By Jonathan Springston, Editor, Relias Media
Investigators in China reported this week that patients with more cumulative estrogen exposure over the course of their lives could be less likely to experience a stroke.
Researchers from Zhejiang University School of Medicine in Hangzhou studied nearly 123,000 postmenopausal women from the China Kadoorie Biobank. These subjects had not experienced a stroke (mean age = 58 years). The authors considered reproductive lifespan (RLS), endogenous estrogen exposure, and total estrogen exposure, along with stroke and its various subtypes. Participants answered questions about personal and lifestyle factors, along with questions about reproductive health (e.g., age at first menstruation, onset of menopause).

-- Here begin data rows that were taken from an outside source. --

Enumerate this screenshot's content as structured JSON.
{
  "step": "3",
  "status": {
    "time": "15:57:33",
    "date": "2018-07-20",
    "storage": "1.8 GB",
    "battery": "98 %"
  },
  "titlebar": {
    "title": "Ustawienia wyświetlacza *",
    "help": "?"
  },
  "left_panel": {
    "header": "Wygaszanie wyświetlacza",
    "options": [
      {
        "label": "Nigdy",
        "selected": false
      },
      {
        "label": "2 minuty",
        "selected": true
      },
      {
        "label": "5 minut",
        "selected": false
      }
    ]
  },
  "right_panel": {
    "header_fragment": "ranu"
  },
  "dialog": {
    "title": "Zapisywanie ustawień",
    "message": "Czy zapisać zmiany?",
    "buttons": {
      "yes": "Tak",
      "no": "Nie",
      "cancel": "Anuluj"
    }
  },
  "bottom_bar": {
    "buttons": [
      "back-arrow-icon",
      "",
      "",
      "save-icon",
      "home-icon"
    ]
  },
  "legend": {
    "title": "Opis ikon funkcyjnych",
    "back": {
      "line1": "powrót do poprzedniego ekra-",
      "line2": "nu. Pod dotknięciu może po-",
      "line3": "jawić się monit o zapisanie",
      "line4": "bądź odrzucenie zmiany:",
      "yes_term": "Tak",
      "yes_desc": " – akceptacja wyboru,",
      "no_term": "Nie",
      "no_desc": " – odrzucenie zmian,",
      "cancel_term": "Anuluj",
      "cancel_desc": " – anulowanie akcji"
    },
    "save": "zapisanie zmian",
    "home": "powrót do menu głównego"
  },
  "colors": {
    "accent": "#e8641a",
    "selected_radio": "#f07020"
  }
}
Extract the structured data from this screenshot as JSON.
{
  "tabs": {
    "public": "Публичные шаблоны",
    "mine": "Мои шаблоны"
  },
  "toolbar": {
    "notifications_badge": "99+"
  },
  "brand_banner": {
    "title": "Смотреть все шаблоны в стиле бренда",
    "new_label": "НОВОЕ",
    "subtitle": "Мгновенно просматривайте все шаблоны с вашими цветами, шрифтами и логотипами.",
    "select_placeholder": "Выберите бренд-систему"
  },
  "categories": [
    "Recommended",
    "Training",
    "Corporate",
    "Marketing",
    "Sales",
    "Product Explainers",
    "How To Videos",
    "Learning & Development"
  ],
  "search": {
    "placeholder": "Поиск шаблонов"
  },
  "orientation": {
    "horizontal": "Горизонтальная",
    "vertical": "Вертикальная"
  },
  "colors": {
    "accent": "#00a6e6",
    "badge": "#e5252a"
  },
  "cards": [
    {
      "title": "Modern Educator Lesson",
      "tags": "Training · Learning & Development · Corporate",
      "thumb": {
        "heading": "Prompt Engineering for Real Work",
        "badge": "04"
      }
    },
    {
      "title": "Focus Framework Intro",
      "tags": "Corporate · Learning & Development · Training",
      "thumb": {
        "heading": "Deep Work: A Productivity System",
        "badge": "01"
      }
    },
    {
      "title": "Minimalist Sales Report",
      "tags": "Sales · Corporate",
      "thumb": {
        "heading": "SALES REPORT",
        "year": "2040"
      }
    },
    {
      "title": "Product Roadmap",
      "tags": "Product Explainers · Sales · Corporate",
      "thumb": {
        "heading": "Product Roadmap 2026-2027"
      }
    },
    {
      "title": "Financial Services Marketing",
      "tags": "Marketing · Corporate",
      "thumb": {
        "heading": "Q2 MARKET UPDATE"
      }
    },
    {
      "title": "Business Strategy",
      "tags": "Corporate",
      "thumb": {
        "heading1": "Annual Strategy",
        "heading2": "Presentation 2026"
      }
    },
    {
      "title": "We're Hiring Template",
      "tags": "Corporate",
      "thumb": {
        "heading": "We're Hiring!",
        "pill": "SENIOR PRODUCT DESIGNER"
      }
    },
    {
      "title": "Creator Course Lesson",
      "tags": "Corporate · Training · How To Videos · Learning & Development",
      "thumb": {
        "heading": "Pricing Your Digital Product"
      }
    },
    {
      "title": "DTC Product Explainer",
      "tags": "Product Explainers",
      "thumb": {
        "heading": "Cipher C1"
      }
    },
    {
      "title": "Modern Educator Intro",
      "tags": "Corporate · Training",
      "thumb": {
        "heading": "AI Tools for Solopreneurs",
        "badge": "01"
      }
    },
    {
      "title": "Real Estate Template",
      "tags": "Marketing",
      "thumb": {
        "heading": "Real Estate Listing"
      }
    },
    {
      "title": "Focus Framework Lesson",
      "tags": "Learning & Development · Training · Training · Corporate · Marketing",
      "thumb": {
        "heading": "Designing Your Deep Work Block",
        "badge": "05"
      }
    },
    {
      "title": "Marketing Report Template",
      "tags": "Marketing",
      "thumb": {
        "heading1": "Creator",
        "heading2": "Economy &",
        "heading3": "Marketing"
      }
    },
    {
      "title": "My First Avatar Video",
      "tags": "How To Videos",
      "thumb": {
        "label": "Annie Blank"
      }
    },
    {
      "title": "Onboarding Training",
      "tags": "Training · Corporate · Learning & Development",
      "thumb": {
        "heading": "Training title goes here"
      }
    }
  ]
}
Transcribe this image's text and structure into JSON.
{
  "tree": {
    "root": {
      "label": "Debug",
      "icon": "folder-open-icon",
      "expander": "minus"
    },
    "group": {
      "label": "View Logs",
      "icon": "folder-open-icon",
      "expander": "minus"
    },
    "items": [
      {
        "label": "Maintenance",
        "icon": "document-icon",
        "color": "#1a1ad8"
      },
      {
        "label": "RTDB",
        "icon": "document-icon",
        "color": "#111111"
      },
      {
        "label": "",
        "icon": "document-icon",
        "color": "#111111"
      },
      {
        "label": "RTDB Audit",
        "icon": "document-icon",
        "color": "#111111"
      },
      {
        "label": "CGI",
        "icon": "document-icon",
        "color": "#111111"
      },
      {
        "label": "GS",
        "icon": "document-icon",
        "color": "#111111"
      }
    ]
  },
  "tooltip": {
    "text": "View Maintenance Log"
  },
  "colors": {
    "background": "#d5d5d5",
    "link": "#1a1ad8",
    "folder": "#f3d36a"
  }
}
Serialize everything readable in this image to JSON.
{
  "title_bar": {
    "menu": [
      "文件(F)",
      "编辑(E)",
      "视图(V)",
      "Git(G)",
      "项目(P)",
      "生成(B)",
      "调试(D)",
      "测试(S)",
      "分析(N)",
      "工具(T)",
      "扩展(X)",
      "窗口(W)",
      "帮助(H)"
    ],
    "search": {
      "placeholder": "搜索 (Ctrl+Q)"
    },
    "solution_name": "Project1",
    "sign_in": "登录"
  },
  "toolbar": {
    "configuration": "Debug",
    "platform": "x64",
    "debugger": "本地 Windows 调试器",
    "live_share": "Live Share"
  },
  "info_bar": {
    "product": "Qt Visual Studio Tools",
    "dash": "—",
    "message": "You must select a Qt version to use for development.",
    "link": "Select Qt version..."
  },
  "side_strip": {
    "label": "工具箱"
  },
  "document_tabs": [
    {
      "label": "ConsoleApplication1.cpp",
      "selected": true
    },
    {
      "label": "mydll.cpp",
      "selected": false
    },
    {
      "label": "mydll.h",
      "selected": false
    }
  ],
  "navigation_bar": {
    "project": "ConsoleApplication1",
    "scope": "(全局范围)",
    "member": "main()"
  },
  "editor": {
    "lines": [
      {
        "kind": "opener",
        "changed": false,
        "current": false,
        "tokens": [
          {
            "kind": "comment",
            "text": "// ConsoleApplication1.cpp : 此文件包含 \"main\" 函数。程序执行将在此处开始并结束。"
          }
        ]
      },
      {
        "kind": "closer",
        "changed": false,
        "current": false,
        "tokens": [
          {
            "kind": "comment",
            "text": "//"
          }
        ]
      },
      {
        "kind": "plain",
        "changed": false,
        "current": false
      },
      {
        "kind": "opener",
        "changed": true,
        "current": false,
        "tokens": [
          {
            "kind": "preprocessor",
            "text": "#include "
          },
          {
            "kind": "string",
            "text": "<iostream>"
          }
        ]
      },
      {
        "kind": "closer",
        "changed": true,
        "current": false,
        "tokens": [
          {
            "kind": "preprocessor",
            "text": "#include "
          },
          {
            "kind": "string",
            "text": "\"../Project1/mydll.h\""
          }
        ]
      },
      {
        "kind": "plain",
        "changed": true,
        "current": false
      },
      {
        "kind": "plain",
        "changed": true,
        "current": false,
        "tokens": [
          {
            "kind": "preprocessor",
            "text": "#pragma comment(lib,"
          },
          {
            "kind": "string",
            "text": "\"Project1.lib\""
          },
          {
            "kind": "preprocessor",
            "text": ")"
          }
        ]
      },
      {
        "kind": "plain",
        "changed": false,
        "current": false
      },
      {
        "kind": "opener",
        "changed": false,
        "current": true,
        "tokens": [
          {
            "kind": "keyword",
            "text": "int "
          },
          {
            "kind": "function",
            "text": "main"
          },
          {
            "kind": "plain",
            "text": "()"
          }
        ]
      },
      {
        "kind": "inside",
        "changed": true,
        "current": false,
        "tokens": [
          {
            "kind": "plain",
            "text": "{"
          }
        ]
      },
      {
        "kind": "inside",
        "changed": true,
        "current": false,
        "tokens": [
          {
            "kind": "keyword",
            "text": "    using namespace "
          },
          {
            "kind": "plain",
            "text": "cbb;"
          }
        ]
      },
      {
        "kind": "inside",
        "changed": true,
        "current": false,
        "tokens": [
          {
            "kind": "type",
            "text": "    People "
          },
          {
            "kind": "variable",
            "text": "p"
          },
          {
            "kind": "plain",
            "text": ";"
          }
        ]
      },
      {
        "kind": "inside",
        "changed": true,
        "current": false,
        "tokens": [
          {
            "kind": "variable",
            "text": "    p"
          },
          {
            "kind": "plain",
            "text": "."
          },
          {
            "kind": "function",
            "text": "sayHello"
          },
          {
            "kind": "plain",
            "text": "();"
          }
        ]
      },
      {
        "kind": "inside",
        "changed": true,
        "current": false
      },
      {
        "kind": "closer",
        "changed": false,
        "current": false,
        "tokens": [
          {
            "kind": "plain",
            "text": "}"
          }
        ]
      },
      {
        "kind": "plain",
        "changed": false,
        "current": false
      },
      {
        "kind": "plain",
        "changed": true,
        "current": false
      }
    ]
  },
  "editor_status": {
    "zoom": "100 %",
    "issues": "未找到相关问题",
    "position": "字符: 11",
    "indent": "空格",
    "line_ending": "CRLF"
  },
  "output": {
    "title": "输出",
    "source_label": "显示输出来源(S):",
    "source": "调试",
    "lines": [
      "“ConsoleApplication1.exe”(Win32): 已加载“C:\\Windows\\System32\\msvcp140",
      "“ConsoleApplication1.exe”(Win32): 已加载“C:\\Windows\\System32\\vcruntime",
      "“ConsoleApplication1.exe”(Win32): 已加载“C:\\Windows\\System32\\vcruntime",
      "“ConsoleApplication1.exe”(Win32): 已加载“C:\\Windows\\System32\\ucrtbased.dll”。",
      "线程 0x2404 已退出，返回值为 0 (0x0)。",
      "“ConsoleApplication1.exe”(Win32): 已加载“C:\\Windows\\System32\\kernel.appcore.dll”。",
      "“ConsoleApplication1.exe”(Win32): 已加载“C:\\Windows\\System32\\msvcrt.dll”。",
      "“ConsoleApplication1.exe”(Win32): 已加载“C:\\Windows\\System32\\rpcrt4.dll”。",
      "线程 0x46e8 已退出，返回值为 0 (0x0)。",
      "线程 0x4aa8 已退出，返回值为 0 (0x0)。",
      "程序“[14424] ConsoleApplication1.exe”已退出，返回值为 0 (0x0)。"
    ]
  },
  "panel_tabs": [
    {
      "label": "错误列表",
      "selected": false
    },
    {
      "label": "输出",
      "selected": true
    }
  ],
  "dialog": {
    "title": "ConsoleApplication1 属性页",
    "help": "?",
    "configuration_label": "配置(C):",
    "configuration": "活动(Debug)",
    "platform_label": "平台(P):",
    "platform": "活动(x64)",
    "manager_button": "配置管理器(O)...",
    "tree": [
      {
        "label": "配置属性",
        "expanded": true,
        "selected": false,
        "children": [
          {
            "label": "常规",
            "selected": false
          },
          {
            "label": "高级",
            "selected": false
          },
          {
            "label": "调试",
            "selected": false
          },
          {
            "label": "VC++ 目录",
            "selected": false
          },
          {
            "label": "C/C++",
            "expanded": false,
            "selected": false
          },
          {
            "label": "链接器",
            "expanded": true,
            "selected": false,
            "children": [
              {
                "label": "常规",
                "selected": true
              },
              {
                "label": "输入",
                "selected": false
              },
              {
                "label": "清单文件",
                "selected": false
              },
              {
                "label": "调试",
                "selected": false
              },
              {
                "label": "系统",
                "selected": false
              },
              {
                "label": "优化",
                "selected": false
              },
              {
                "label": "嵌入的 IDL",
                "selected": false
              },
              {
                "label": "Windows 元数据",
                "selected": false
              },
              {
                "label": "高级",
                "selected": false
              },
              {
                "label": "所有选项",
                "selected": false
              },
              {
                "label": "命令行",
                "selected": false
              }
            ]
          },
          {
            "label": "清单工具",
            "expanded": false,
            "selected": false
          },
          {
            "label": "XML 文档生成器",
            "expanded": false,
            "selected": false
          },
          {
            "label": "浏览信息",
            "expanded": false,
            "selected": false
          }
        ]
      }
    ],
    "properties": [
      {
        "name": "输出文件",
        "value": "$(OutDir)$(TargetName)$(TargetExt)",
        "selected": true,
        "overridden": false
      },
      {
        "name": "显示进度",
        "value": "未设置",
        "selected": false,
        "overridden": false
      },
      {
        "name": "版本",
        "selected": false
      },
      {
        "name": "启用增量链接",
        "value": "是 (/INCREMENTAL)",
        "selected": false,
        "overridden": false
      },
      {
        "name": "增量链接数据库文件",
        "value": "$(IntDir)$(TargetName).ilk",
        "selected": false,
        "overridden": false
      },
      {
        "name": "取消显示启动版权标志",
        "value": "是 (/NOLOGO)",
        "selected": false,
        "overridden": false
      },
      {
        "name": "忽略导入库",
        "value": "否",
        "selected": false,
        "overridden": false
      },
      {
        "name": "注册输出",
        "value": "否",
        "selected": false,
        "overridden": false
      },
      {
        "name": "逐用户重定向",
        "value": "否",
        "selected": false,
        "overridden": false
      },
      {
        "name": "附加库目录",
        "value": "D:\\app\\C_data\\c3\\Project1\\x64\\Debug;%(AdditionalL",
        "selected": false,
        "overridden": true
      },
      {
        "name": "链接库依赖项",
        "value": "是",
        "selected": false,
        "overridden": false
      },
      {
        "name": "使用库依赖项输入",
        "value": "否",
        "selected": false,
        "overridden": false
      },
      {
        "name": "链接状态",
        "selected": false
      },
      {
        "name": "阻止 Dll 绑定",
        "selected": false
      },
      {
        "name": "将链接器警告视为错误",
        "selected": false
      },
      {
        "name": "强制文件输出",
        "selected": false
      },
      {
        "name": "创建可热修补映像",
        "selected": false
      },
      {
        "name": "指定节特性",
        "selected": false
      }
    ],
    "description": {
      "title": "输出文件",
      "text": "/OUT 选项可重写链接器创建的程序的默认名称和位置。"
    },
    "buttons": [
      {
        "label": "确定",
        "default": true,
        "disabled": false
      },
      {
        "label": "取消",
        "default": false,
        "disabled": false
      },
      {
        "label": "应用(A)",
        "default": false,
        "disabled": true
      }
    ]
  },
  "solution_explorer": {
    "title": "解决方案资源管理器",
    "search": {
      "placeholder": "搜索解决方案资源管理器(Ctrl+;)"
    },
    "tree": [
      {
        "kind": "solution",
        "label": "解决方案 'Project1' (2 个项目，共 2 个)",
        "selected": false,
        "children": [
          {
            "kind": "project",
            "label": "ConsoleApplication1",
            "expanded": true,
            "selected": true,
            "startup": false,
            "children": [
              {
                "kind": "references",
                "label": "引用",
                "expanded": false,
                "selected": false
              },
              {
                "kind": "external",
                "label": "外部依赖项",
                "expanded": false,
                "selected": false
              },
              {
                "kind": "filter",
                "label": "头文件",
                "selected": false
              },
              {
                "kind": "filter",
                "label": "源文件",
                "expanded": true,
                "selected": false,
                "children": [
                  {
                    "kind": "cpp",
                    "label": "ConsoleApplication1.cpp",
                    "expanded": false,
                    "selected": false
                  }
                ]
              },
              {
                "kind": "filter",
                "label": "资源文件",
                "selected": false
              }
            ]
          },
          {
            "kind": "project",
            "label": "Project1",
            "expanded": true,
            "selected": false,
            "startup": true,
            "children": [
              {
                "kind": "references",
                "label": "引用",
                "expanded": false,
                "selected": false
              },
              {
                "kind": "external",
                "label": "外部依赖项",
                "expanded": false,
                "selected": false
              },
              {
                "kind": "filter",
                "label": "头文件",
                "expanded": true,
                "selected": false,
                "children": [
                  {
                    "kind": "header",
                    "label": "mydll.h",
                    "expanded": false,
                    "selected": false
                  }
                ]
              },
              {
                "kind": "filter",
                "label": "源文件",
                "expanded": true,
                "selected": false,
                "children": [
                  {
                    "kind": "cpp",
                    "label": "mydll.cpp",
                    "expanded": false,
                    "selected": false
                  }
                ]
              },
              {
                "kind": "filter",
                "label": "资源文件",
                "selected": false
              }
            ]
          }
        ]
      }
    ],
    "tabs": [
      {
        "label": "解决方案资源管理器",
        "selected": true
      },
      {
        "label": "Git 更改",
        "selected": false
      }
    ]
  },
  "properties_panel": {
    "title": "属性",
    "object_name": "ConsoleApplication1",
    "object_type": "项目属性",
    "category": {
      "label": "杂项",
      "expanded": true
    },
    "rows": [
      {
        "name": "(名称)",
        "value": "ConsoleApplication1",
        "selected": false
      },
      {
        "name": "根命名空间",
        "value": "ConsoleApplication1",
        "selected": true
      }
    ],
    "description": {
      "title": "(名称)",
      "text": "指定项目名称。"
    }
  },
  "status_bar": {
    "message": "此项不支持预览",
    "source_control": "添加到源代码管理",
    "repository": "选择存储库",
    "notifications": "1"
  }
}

Over an average nine years of follow-up, researchers noted 15,139 of these patients experienced a stroke (12,853 ischemic, 2,580 intracerebral hemorrhage, 269 subarachnoid hemorrhage). The authors split patients into four groups by RLS, from shortest (up to 31 reproductive years) to longest (36 reproductive years or more). Then, the investigators considered many factors, including risk factors for stroke (e.g., age, smoking status, blood pressure, physical activity) and factors affecting estrogen levels (e.g., number of births, oral contraceptive use, length of breastfeeding).
Initially, researchers noticed patients from the longest RLS group experienced more strokes than the shortest RLS group (13.2% vs. 12.6%). But after adjusting for all the other factors, investigators observed patients from the longest RLS had a 5% lower risk of all types of stroke.
“Estrogen exposure throughout life could potentially be a useful indicator of a person’s risk of different types of stroke following menopause,” said Peige Song, PhD, one of the study’s authors. “However, more research is needed on the biological, behavioral, and social factors that may contribute to the link between estrogen exposure and stroke risk across a woman’s lifespan.”
For more on this and related subjects, be sure to read the latest issues of Neurology Alert and OB/GYN Clinical Alert.